You’re not looking to conquer the world here, just to conquer your market, your geographical location, or your sector. You want your company name or brand to become synonymous with what your offer. So that when something comes up in conversation in any business setting, your brand is part of that conversation.
Biro, Jacuzzi, JCB, Jetski, Lilo, Memory Stick, Sellotape, Velcro, Tupperware are all brand names we now use in everyday language to describe products of their type.
5. Create a USP
Having a unique product (first smartphone), or a unique service (delivering glitter bombs to your enemies) gives you a USP. How long that USP is protected varies. So if you’re Apple and have created the first smartphone, you had about 10 years of patent protection before Samsung and the rest were launching their own. Glitter bombs might get a few weeks head start and nothing more.
So creating a unique product or service will only get you so far.
Consider what other Unique Selling Points you can create that will engage with your customers and keep them loyal.
For Budweiser, their tagline of “The Great American Beer” ties them into something much bigger, national patriotism, and with much more loyalty than the low priced, mass market product they are.
Bitly hit the market with “Shorten, share, measure”. Not only could you shorten enormously long links and share them, you could measure their reach.
Dollar Shave Club offered “A great shave for a few buck a month”. A total change from expensive blade refills and a unique proposition.
Away from the States and bigger corporations, there is the local joinery business who guarantee “no mess”. If their joiners don’t leave your property in as clean a condition as they found it when a job is done, your house will be cleaned by a team of professional cleaners for free. Now that focuses the employees on their part of the role and it wins business from many homeowners.
Points 1-5 all develop a loyalty from your customers to your business almost irrespective of the price you charge. If you can demonstrate a point of difference or added value, customers will pay more for it.
We are willing to pay more for our food at Waitrose than we are from Asda. We will pay more for a BMW than we will for a Kia.
But this does not mean that your point of difference can’t also be price. In certain sectors, being the cheapest on price could be your USP. It can grow your business turnover very quickly, but just be wary of your profits.
Selling more because your price is cheaper than your competitors may still leave the uninitiated with less profit. Be wary, do your numbers and always look for supplementary routes to market which aren’t low priced.
Why is it important to lock in customers?
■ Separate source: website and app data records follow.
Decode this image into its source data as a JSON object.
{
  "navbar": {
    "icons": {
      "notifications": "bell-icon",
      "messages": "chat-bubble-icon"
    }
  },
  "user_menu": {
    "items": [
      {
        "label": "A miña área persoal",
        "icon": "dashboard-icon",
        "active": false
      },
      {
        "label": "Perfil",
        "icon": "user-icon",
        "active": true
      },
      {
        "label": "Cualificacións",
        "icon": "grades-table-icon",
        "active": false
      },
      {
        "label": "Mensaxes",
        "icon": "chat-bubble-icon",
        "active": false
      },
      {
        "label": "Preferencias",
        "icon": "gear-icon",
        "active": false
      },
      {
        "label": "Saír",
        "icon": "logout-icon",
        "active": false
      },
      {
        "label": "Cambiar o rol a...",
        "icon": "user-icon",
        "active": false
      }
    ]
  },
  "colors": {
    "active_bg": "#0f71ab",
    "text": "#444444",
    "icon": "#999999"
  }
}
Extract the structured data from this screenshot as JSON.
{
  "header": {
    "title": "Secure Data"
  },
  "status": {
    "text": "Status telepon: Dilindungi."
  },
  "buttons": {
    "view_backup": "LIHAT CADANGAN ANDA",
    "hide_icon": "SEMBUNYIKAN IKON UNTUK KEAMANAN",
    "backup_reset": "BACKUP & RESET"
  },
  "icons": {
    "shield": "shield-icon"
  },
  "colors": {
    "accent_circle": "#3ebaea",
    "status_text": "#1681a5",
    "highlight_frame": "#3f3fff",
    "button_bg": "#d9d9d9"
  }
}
As much as every business would like to be a true monopoly without competition, very few are. So at every point of a business lifespan, there is a competitor looking to breach your defences and take your customers away from you.
Digging a wider moat to lock in your customers produces a virtuous cycle:
Locking in your customers by utilising some of the 6 points above makes it more difficult for your competitors to steal them away from you. It also makes it much more difficult for your customers to voluntarily leave you, so they tend to be much longer relationships.
That makes your turnover more predictable, which helps with cashflow and feeds into profits.
And the key thing that buyers look for is not just how a business has performed in the past, but what the future stream of profits also looks like. If you can demonstrate the loyalty of your customer base, you will attract more buyers to your business when you sell. More potential buyers will likely lead to competitive bidding for your business and a higher sale price for you too.
If you want to sell your business at some point and retire on the price you receive, you have to build a strong business that others want to own.
Using our Value Builder expertise we know what aspects attract buyers to a business and encourages them to pay top dollar. Having a secure and loyal customer base that stays with you is high on the list. So protecting it should be high on your list.
If you would like to speak to us about this topic or would like to know more about Value Builder, drop an email, pick up the phone or reach out on Linkedin.